Numerous emergencies at sea in international waters
- ALAN KURDI crew rescues 114 people from two boats
- So-called Libyan Coast Guard also involved in sea emergencies
- Sea-Eye signs purchase agreement for rescue ship GHALIB KURDI
On Saturday afternoon, the ALAN KURDI crew rescued a total of 114 people from two different boats. At 11:45 a.m., the ship’s watch first sighted an overloaded rubber dinghy, carrying 90 people. Captain Joachim Ebeling immediately informed the German and Libyan authorities. The people on the rubber boat reported about other boats with people who had fled Libya.
Hence, immediately after the first rescue, a smaller, overcrowded fishing boat with 24 people calling for help was spotted as well. All of the 114 people, including eight women and eight children, are now aboard the ALAN KURDI. Four people are currently being cared for in the ship’s hospital ward, including a pregnant woman and a man with severe circulatory problems. One of the women and one man are being treated for lacerations.
“For fear of being dragged back by Libyan militias, these people did not send a distress call for help. This was an enormous risk and they were extremely lucky that our ship’s watch spotted them with their binoculars,” says Gorden Isler, Chairman of Sea-Eye e. V.
So-called Libyan Coast Guard also involved in sea emergencies
Shortly after the second rescue operation, the so-called Libyan coast guard approached at high speed. The Libyan patrol boat was itself involved in a distress call at sea and was completely overloaded as a result. The Libyans did not contact the ALAN KURDI, took the empty fishing boat and turned towards Libya. Neither the Libyan authorities nor the European rescue coordination centers responded to the emergency calls from ALAN KURDI by phone or email.

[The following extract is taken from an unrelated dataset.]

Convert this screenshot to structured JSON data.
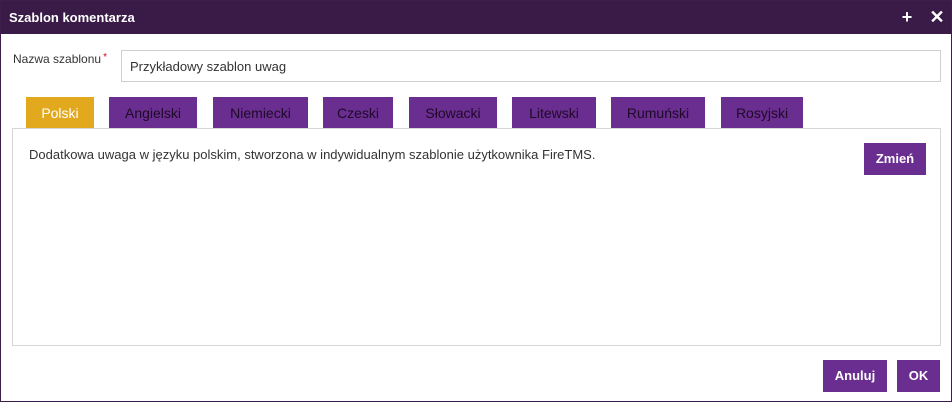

“In the meantime, all communication with aid organizations has ceased and nobody in Europe views themselves as responsible for these people anymore. They are being handed over to the Libyans or the sea. But they are now on a German ship and are finally being treated like humans again,” says Jan Ribbeck from Sea-Eye’s operations management team.
Sea-Eye signs purchase agreement for rescue ship GHALIB KURDI

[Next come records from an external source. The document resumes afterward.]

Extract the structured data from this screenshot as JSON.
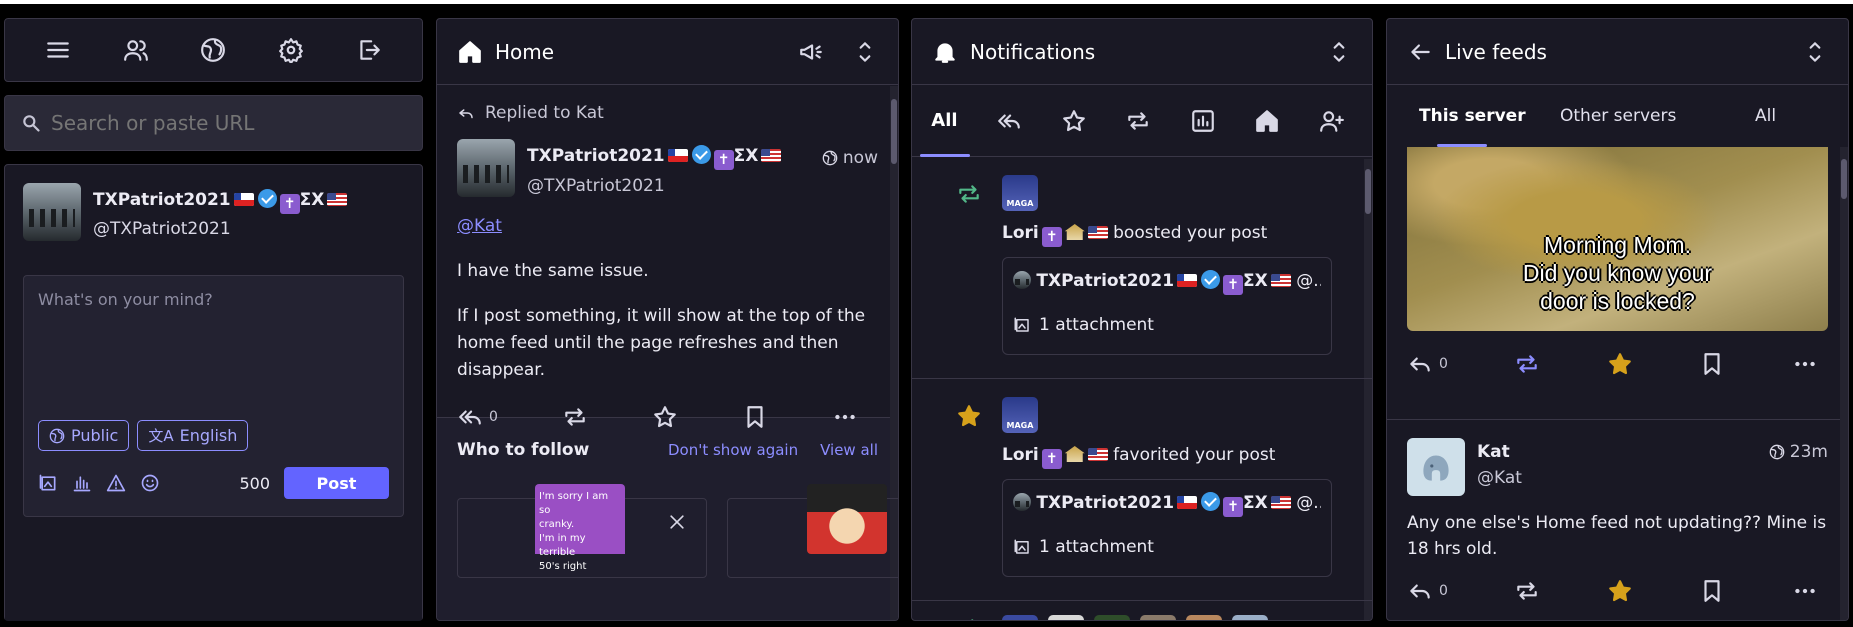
{
  "colors": {
    "accent": "#6364ff",
    "bg": "#191824",
    "star": "#d6a11b",
    "boost": "#52b788"
  },
  "col1": {
    "nav_icons": [
      "menu-icon",
      "people-icon",
      "globe-icon",
      "gear-icon",
      "logout-icon"
    ],
    "search": {
      "placeholder": "Search or paste URL"
    },
    "profile": {
      "name": "TXPatriot2021",
      "badges": "ΣΧ",
      "handle": "@TXPatriot2021"
    },
    "compose": {
      "placeholder": "What's on your mind?",
      "visibility": "Public",
      "language": "English",
      "counter": "500",
      "post_label": "Post"
    }
  },
  "col2": {
    "title": "Home",
    "replied_to": "Replied to Kat",
    "post": {
      "name": "TXPatriot2021",
      "badges": "ΣΧ",
      "handle": "@TXPatriot2021",
      "time": "now",
      "mention": "@Kat",
      "p1": "I have the same issue.",
      "p2": "If I post something, it will show at the top of the home feed until the page refreshes and then disappear.",
      "replies": "0"
    },
    "who_to_follow": {
      "title": "Who to follow",
      "dismiss": "Don't show again",
      "view_all": "View all",
      "card_text": [
        "I'm sorry I am so",
        "cranky.",
        "I'm in my terrible",
        "50's right"
      ]
    }
  },
  "col3": {
    "title": "Notifications",
    "tabs": {
      "all": "All"
    },
    "items": [
      {
        "name": "Lori",
        "action": "boosted your post",
        "post_name": "TXPatriot2021",
        "post_badges": "ΣΧ",
        "post_tail": "@...",
        "attachment": "1 attachment"
      },
      {
        "name": "Lori",
        "action": "favorited your post",
        "post_name": "TXPatriot2021",
        "post_badges": "ΣΧ",
        "post_tail": "@...",
        "attachment": "1 attachment"
      }
    ],
    "avatar_text": "MAGA"
  },
  "col4": {
    "title": "Live feeds",
    "tabs": [
      "This server",
      "Other servers",
      "All"
    ],
    "image_caption": [
      "Morning Mom.",
      "Did you know your",
      "door is locked?"
    ],
    "post1": {
      "replies": "0"
    },
    "post2": {
      "name": "Kat",
      "handle": "@Kat",
      "time": "23m",
      "text": "Any one else's Home feed not updating?? Mine is 18 hrs old.",
      "replies": "0"
    }
  }
}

On Thursday evening Sea-Eye signed the purchase contract for the new, larger rescue ship, which will be named GHALIB KURDI. The organization had already announced this on September 1st at a press conference in Regensburg. Which ship Sea-Eye has selected will remain confidential. It is solely a matter of risk management.
“There are some modifications to be made. We are simply concerned about the safety of our volunteers and the safety of the previous owner,” says Isler.
When Sea-Eye took over the former German research vessel PROFESSOR ALBRECHT PENCK (today’s ALAN KURDI), they also did not disclose the name of the vessel until it could safely go on its first mission.
“We will equip the ship as fast as possible and then present it together with our new cooperation partners, with whom we will then set off on joint missions,” Isler continues.